Community members are going to have to wait a little longer to find out what action Southampton Town will take toward potentially acquiring the Hampton Bays Bel-Aire Cove Motel.
The property at 20 Shinnecock Road has been the center of community complaints, both for its alleged overcrowding and unsafe conditions, and for the fact that some say the town is trying to get into the real estate business because of it. The town began a State Environmental Quality Review Act study of the property November 13, and on November 27, town attorney James Burke said he expected the study to be completed by next month, forcing the board to once again table a resolution to buy the property.
“SEQRA is based on a potential as-of-right — that’s what’s slowing it down,” Burke said. “Since we can’t pinpoint an exact use just yet, the parameters of the potential as-of-right use covers a large scope.”
Supervisor Jay Schneiderman said he’s still unsure why the town can’t just transfer the title under the motel’s present 22-unit use.
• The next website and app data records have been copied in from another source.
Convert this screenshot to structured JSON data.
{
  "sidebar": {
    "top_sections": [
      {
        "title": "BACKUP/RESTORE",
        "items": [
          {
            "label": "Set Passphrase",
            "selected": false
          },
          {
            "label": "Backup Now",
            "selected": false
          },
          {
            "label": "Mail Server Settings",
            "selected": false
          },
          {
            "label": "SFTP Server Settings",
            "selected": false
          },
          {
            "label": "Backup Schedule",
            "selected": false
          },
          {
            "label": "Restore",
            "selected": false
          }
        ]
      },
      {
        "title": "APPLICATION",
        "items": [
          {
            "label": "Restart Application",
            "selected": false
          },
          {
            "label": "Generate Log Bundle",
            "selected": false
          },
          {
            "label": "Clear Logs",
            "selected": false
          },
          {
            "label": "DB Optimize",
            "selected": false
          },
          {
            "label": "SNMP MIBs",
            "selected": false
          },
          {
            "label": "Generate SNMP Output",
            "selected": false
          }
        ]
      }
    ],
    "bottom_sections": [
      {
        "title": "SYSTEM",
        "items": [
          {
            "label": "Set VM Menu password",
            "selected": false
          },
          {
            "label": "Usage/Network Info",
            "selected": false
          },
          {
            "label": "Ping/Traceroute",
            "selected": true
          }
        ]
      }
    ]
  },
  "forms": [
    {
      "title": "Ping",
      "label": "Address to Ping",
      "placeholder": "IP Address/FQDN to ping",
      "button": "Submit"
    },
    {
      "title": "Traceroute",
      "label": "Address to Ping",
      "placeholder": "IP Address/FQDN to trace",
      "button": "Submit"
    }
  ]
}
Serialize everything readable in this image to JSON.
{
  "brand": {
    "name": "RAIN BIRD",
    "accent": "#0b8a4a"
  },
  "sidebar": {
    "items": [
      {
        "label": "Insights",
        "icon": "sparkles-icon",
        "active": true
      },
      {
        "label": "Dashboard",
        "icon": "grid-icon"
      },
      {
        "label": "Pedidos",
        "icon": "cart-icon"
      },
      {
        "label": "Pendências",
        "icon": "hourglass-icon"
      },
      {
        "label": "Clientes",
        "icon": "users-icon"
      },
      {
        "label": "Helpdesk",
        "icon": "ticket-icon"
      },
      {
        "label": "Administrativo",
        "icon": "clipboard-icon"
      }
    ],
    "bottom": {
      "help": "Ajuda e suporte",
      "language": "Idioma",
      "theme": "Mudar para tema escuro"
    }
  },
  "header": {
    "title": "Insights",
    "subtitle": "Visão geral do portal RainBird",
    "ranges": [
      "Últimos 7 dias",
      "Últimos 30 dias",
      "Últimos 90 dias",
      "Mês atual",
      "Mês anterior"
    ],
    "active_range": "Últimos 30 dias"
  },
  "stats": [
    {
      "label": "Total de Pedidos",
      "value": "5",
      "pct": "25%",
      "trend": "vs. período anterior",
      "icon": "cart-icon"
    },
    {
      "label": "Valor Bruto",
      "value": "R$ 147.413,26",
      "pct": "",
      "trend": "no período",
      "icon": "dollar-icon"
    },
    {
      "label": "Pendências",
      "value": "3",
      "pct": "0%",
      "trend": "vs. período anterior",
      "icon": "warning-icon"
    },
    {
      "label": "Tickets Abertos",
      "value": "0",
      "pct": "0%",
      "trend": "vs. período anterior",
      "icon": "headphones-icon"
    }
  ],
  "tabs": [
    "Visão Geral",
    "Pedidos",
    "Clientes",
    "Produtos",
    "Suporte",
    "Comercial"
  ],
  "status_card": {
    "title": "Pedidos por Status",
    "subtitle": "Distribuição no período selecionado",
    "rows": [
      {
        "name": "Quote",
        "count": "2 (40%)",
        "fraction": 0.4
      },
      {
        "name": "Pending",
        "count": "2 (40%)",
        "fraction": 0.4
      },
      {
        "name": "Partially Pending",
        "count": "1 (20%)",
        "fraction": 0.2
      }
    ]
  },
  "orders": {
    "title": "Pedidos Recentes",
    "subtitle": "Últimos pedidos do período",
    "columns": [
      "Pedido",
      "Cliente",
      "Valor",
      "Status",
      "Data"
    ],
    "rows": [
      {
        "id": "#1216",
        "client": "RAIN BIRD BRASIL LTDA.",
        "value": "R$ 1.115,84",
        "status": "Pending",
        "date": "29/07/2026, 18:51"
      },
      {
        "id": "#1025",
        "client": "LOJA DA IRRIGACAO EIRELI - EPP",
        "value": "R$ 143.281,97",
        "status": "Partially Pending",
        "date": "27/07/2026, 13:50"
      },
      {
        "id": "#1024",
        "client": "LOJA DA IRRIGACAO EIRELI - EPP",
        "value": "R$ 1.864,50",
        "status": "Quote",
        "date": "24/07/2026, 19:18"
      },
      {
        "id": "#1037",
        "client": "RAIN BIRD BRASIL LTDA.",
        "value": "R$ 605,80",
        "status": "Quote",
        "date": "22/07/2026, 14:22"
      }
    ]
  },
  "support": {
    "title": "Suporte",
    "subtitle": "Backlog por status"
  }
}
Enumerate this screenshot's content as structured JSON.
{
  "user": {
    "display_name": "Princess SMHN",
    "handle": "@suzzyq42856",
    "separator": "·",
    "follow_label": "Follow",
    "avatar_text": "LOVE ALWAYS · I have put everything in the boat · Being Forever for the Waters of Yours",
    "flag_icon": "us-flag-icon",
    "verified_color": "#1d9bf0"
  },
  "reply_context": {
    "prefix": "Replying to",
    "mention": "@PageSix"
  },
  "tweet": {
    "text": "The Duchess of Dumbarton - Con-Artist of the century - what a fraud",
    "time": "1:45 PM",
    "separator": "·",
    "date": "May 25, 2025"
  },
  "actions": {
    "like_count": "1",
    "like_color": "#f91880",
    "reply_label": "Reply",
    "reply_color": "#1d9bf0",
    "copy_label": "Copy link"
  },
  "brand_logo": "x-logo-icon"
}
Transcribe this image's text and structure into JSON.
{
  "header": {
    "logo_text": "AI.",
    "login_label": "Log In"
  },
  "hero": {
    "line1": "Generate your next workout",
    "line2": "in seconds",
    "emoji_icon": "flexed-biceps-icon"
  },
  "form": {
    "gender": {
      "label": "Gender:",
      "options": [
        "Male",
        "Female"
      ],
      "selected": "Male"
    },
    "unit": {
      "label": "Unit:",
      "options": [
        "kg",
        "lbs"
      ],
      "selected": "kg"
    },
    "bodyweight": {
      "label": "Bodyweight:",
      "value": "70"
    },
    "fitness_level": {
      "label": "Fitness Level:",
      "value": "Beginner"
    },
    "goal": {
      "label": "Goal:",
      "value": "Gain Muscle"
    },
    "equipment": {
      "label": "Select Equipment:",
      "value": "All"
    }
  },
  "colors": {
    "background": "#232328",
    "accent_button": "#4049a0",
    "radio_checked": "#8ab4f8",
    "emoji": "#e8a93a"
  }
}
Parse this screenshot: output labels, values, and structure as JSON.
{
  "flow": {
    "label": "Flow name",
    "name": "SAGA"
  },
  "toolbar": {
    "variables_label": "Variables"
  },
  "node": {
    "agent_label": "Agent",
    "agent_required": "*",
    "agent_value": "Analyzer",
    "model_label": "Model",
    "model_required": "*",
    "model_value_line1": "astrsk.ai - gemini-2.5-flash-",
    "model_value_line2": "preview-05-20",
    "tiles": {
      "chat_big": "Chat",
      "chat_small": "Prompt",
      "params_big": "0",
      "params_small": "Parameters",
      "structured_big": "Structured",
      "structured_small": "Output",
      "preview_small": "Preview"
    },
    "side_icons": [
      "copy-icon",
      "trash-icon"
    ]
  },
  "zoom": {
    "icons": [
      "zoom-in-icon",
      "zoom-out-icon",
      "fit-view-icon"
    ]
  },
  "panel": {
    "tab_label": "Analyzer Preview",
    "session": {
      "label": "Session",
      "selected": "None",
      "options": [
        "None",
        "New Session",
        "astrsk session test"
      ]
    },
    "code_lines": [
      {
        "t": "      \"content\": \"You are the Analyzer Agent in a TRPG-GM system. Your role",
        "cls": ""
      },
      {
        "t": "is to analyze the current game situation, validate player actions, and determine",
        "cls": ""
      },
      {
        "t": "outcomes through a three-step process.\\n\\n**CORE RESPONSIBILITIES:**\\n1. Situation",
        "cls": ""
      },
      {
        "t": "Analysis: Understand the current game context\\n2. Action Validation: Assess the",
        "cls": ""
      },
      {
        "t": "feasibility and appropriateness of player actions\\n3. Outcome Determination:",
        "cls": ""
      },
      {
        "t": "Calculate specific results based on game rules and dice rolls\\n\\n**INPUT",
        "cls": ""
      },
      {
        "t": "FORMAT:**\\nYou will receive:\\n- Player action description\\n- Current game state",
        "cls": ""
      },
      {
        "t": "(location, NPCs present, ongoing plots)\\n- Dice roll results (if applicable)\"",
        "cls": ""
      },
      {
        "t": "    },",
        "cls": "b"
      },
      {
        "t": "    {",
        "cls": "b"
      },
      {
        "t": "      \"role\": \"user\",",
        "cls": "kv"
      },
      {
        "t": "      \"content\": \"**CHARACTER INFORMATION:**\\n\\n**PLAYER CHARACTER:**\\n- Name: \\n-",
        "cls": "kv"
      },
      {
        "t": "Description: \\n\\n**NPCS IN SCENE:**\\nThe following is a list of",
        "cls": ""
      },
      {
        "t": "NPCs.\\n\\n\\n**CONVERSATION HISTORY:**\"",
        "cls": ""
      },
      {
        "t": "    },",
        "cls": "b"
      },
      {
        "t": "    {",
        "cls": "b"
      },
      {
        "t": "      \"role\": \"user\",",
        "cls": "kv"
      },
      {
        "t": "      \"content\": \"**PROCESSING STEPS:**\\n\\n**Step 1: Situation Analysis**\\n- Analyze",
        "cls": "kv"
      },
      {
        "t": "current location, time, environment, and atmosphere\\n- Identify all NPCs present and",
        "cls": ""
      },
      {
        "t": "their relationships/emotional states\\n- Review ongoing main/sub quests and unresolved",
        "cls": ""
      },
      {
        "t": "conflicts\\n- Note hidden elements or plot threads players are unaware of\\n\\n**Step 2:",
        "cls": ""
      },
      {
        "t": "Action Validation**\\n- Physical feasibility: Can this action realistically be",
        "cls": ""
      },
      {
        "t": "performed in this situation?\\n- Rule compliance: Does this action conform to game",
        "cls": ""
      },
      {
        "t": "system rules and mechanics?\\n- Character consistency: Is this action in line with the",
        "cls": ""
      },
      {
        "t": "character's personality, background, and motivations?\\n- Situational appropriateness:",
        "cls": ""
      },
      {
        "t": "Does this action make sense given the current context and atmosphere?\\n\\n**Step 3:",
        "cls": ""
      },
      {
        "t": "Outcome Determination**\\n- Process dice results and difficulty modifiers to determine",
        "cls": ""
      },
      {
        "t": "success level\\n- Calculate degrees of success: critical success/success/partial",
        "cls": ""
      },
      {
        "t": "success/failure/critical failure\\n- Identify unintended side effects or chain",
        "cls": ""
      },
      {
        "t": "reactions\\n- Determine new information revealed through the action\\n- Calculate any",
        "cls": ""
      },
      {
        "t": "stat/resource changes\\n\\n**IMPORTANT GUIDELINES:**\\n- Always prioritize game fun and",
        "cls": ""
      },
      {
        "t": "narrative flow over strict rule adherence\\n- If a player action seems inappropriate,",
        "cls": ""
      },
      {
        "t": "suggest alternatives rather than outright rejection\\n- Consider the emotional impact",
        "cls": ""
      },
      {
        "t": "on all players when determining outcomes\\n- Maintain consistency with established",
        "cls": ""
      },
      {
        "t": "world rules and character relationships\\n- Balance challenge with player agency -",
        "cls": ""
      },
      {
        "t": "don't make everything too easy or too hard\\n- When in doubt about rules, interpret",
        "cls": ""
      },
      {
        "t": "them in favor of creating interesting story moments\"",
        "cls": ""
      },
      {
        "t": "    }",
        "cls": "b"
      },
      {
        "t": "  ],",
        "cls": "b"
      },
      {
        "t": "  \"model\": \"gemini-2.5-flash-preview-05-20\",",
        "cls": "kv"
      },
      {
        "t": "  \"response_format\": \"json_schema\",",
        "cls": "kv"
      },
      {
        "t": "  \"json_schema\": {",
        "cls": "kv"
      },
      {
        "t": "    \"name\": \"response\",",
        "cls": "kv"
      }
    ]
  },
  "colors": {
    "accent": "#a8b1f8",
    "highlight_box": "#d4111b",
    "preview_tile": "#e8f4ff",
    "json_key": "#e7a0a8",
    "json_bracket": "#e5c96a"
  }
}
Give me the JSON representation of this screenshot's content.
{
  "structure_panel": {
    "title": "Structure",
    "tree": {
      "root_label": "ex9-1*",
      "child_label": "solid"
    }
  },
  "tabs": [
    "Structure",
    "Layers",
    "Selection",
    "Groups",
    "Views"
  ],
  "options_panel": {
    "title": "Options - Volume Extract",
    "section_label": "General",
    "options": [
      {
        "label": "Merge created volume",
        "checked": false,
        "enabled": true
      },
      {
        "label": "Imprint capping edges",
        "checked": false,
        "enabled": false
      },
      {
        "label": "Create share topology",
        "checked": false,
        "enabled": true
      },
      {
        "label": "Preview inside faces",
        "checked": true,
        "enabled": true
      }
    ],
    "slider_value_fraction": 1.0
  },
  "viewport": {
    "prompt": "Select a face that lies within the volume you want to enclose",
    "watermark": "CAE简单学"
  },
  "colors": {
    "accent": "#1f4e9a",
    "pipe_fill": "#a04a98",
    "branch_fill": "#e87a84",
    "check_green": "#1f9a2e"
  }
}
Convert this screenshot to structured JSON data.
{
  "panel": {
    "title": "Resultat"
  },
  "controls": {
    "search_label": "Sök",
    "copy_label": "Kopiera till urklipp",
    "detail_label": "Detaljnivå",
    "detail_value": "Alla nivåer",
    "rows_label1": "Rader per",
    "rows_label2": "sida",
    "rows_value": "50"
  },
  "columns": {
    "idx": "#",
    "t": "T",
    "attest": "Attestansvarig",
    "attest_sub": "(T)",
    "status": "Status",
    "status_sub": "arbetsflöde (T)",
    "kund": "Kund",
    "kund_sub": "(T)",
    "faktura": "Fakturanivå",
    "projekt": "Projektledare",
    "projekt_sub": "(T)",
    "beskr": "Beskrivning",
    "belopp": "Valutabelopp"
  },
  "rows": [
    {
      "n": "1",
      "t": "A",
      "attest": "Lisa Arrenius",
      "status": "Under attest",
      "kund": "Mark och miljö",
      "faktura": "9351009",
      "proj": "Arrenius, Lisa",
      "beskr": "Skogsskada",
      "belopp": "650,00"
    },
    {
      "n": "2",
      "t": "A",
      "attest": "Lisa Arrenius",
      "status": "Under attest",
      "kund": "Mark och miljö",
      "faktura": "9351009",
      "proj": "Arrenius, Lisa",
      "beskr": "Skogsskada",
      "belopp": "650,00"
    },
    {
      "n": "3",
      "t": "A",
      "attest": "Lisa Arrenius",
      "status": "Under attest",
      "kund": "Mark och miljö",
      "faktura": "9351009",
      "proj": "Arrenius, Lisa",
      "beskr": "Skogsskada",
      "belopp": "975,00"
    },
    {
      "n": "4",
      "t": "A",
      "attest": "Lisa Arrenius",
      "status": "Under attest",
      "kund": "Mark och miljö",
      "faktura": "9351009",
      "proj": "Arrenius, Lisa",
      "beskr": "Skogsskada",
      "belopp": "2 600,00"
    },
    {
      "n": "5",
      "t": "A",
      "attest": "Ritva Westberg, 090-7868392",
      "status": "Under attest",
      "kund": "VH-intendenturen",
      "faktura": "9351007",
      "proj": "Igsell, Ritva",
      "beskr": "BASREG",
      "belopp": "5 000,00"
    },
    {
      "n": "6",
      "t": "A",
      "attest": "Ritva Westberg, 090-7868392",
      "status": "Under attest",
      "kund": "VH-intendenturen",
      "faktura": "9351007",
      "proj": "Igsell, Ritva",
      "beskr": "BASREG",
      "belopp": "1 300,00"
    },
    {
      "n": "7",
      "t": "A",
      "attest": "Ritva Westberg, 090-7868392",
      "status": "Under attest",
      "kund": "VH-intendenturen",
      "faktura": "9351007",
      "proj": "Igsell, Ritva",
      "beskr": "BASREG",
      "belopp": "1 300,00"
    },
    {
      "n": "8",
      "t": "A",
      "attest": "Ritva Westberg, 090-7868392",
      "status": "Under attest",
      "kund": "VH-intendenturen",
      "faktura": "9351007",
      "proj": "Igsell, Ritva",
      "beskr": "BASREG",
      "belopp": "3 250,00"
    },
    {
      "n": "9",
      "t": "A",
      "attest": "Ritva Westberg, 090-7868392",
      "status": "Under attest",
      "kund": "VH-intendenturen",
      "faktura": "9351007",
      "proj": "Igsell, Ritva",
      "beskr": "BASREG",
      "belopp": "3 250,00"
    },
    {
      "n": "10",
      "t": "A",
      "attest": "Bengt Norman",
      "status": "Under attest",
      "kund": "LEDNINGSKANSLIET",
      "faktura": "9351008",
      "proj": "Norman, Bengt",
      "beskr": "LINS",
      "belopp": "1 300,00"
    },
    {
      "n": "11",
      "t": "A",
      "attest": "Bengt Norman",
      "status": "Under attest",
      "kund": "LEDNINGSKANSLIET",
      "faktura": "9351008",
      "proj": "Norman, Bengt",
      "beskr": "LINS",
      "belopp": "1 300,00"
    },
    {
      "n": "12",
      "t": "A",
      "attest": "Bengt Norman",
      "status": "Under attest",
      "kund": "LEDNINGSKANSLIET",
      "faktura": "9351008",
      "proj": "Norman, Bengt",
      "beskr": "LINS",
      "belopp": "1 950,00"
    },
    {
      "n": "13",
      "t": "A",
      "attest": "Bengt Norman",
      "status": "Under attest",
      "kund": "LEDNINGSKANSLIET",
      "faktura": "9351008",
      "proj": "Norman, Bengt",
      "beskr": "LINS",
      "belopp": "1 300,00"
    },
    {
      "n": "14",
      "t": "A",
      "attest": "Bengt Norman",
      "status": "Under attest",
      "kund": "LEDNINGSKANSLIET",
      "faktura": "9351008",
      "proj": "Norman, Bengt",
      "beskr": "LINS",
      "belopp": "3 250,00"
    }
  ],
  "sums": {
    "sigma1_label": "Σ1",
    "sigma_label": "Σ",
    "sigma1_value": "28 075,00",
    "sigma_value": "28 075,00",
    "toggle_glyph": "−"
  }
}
Councilwoman Christine Preston Scalera said she understands that because the town is proposing an action, or changing the future use of the property, the review must be done.
“The goal is to go right to the community after acquiring it and have a conversation about what makes most sense,” Schneiderman said.
In a first-of-its-kind proposal, the town is looking to purchase the property for $1,060,000, raze the motel, and ready the parcel for redevelopment. Under the proposal, Southampton would secure all necessary construction permits — including for an advanced on-site wastewater treatment system because the property is along a canal leading to Shinnecock Bay.
The motel, which has operated as a year-round residence, was found to have several units with bedbugs, electrical violations, missing smoke detectors, overcrowding, and property maintenance issues during a code enforcement raid in October 2017.
Many residents asked at recent meetings to see the land purchased and preserved using the Community Preservation Fund, but Schneiderman shot that idea down. Others griped the town shouldn’t be rewarding a land owner who has been the subject of multiple code enforcement violations over the years.